WHAT TO WORK ON: Within the entries below, every line containing "envio" is to be copied.

LISTED ENTRIES:
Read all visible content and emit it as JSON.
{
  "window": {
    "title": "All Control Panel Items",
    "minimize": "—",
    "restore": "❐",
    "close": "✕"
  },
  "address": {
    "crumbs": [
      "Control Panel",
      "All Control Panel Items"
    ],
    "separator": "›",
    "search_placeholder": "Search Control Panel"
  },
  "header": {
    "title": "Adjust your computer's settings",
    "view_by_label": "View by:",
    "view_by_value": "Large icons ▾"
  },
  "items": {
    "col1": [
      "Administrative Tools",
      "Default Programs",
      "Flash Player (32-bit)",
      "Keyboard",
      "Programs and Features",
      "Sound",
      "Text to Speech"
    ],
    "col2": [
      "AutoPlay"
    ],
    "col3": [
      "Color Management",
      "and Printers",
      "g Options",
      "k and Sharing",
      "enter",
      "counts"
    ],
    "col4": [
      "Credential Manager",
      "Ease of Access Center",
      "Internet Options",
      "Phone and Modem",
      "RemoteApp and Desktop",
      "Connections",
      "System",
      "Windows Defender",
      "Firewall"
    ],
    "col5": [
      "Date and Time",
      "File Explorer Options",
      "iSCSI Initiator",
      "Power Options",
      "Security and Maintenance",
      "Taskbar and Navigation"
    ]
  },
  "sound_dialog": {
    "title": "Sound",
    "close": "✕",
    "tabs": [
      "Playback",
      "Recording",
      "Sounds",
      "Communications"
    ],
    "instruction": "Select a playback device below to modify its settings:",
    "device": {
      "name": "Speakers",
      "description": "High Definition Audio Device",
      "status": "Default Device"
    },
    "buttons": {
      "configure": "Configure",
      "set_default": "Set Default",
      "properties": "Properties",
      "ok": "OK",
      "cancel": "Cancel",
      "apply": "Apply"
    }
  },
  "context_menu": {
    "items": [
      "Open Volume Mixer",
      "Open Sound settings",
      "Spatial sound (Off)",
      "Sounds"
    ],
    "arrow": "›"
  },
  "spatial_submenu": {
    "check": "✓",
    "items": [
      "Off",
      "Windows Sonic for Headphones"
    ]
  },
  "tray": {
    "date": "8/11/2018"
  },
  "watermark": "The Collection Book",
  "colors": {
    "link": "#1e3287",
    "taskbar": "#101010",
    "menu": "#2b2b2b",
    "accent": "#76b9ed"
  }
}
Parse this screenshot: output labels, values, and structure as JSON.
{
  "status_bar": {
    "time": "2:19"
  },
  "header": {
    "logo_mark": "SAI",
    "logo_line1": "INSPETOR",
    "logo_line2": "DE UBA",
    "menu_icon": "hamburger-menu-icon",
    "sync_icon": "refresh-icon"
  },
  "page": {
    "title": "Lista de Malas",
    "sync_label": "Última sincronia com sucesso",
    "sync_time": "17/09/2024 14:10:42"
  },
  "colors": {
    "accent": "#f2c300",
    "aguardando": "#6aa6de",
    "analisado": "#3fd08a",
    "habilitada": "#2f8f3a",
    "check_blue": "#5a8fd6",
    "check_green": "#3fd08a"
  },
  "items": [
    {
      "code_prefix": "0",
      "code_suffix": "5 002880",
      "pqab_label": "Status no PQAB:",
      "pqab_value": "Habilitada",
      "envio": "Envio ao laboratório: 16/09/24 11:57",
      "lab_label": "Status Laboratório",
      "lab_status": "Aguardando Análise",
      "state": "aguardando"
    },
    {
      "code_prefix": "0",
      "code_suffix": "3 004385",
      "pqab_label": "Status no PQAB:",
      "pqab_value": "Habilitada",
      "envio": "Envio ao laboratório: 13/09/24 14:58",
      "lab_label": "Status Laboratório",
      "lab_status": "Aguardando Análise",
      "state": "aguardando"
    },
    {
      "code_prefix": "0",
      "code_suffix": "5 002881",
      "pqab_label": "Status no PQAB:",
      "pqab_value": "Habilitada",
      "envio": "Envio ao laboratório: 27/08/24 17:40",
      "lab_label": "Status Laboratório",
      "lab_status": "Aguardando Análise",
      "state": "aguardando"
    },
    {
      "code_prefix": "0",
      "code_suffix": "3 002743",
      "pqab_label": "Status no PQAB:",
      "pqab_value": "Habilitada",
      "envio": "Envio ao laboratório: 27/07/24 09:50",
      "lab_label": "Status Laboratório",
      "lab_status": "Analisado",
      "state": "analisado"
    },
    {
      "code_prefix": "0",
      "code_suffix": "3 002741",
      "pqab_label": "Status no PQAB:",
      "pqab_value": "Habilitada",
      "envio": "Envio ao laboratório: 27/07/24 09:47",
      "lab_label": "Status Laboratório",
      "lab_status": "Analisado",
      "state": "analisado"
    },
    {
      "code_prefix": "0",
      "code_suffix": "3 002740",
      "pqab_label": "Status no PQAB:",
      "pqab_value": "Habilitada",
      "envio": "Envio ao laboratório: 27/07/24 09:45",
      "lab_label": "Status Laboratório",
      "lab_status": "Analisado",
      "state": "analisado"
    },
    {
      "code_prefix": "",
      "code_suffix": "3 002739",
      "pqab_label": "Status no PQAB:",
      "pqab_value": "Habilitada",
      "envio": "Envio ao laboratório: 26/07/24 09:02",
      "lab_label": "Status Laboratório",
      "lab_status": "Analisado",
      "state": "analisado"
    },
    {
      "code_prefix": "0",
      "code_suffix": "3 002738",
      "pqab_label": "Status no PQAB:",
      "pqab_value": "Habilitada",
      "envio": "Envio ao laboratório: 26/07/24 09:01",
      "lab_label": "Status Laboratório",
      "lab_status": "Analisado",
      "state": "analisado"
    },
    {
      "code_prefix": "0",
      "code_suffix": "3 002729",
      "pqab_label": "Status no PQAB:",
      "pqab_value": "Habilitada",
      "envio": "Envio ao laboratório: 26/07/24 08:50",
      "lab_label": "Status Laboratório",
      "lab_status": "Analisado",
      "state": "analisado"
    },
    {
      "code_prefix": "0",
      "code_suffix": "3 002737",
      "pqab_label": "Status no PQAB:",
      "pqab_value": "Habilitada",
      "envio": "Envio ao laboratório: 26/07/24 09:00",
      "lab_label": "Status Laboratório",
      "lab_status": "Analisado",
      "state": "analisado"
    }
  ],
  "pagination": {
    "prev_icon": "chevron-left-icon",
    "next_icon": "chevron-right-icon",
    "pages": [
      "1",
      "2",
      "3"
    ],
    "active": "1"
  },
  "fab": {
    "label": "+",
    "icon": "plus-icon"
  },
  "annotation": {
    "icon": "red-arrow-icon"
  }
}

COMPLETED TASK:
      "envio": "Envio ao laboratório: 16/09/24 11:57",
      "envio": "Envio ao laboratório: 13/09/24 14:58",
      "envio": "Envio ao laboratório: 27/08/24 17:40",
      "envio": "Envio ao laboratório: 27/07/24 09:50",
      "envio": "Envio ao laboratório: 27/07/24 09:47",
      "envio": "Envio ao laboratório: 27/07/24 09:45",
      "envio": "Envio ao laboratório: 26/07/24 09:02",
      "envio": "Envio ao laboratório: 26/07/24 09:01",
      "envio": "Envio ao laboratório: 26/07/24 08:50",
      "envio": "Envio ao laboratório: 26/07/24 09:00",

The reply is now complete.